When evaluating your benefit package, you may need the assistance of a knowledgeable human resources professional who is current on federal, state, and local laws. Depending on your location, the age generation you are trying to recruit, and other factors, you should carefully decide how to allocate payroll dollars. It is not unusual for a young employee who is struggling to make ends meet to leave a job with a great benefit package for one with minimal benefits but a higher per-hour salary. In such cases, a generous benefit plan is not particularly beneficial to the practice’s efforts to recruit and retain employees. Unfortunately, IRS rules regarding top-heavy benefit plans make it more difficult to tailor benefit packages that appeal to a broad spectrum of people.
Regularly review the vendors you use for your various benefit plans. Keep in mind that reviews—and possible changes in vendors—include time and effort costs, and set the review period accordingly. Usually, conducting a review every other or every third year is sufficient.
More than the bottom line
A well-trained, motivated support staff is as much an asset to the practice as an expense. Most patients do not feel qualified to evaluate the physician. However, they do feel competent to judge whether the receptionist greeted them with courtesy and a smile, whether the MA kept them informed while they were waiting in an exam room, or whether the radiology technician was considerate and gentle when positioning them on the table. In many cases, the overall patient perception of the visit has more to do with staff than it does with the physician.
Dale A. Reigle is chief executive officer of Rocky Mountain Orthopaedics and past president of the American Association of Orthopaedic Executives. He can be reached at firstname.lastname@example.org

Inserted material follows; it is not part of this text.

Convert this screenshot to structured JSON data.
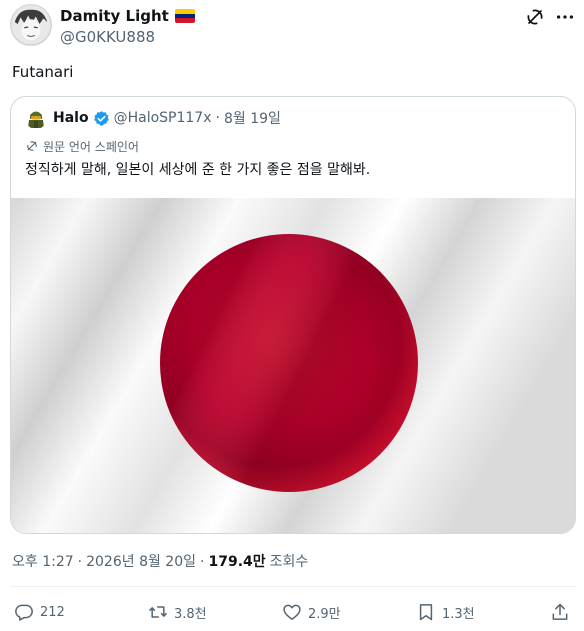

Editor’s note: This is the first of two articles looking at ways that practices can manage overhead costs. This article focuses on how to manage support staff compensation; the second article will provide tips for managing other overhead costs—such as occupancy expenses, medical liability insurance costs, and supply service costs.